● **TASK INPUTS**

----

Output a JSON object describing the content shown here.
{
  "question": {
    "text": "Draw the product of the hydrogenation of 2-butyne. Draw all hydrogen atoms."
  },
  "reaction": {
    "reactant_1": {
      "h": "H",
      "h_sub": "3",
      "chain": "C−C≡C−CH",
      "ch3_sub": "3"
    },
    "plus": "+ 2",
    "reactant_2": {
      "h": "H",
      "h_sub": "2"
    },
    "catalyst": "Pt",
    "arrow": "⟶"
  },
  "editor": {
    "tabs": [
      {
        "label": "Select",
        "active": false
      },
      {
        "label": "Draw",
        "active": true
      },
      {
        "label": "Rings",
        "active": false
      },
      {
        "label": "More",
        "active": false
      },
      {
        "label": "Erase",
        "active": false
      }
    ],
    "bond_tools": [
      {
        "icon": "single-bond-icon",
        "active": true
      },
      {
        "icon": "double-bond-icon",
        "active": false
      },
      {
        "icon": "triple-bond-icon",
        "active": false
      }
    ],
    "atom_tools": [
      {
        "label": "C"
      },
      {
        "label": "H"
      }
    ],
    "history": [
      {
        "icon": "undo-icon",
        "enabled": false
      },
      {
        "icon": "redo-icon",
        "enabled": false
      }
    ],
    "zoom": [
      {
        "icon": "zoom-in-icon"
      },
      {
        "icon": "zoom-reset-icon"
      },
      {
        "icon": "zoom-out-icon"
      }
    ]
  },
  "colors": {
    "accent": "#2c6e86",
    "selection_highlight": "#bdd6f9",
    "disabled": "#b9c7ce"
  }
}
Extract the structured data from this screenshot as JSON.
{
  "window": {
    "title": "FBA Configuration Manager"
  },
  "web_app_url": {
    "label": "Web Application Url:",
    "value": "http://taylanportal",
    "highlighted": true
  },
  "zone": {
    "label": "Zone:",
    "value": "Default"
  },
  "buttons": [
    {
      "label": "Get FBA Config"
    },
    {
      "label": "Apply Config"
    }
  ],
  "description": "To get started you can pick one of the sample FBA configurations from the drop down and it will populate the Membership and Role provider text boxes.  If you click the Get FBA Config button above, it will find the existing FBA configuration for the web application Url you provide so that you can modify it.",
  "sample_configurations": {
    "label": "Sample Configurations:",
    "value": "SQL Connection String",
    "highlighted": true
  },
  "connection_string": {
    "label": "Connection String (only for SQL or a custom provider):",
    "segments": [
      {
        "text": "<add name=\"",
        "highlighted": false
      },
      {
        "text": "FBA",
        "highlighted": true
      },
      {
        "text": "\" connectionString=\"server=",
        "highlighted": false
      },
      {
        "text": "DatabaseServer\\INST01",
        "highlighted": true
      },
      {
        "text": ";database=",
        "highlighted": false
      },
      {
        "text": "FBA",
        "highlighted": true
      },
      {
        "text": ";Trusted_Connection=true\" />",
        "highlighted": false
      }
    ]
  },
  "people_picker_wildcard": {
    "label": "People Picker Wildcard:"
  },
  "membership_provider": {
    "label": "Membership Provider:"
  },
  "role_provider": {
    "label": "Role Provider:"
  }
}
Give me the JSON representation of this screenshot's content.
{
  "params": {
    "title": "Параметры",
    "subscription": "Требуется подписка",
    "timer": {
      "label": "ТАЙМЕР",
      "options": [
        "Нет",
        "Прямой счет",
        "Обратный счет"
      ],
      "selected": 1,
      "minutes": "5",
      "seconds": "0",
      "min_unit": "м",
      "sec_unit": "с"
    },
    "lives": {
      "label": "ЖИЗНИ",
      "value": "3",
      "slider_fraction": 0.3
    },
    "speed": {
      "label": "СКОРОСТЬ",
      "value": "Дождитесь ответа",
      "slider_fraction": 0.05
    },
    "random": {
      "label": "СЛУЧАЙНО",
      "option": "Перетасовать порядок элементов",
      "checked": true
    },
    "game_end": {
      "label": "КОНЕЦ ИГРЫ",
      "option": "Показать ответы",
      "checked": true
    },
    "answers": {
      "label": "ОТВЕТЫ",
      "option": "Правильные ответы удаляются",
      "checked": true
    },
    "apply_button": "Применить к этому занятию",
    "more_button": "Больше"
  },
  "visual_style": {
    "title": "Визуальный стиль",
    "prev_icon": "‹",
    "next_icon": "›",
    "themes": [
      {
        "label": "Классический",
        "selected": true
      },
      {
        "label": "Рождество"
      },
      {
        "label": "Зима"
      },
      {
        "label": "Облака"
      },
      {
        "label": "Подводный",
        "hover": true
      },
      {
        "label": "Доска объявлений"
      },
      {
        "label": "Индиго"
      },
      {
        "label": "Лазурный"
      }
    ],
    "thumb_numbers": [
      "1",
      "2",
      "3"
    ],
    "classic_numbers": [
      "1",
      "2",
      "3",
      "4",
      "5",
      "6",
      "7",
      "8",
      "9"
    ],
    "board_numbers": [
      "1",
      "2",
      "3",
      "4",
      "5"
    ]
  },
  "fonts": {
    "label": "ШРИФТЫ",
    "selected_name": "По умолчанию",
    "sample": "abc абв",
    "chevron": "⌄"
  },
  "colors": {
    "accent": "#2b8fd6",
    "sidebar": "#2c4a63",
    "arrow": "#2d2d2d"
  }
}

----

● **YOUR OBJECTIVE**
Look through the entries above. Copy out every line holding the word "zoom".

● **RESPONSE FOR THIS EXERCISE**
    "zoom": [
        "icon": "zoom-in-icon"
        "icon": "zoom-reset-icon"
        "icon": "zoom-out-icon"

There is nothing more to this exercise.